◆ Exercise objective
Could you say how many lines in the entries contain the string "Live"? Give only that number.
----- Data in this exercise
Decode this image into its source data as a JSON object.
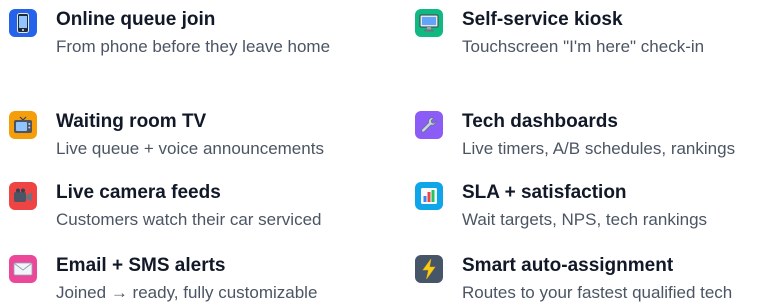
{
  "features": [
    {
      "icon": "phone-icon",
      "color": "#2563eb",
      "title": "Online queue join",
      "description": "From phone before they leave home"
    },
    {
      "icon": "monitor-icon",
      "color": "#10b981",
      "title": "Self-service kiosk",
      "description": "Touchscreen \"I'm here\" check-in"
    },
    {
      "icon": "tv-icon",
      "color": "#f59e0b",
      "title": "Waiting room TV",
      "description": "Live queue + voice announcements"
    },
    {
      "icon": "wrench-icon",
      "color": "#8b5cf6",
      "title": "Tech dashboards",
      "description": "Live timers, A/B schedules, rankings"
    },
    {
      "icon": "video-camera-icon",
      "color": "#ef4444",
      "title": "Live camera feeds",
      "description": "Customers watch their car serviced"
    },
    {
      "icon": "bar-chart-icon",
      "color": "#0ea5e9",
      "title": "SLA + satisfaction",
      "description": "Wait targets, NPS, tech rankings"
    },
    {
      "icon": "envelope-icon",
      "color": "#ec4899",
      "title": "Email + SMS alerts",
      "description": "Joined → ready, fully customizable"
    },
    {
      "icon": "lightning-icon",
      "color": "#475569",
      "title": "Smart auto-assignment",
      "description": "Routes to your fastest qualified tech"
    }
  ]
}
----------
◆ Exercise answer
3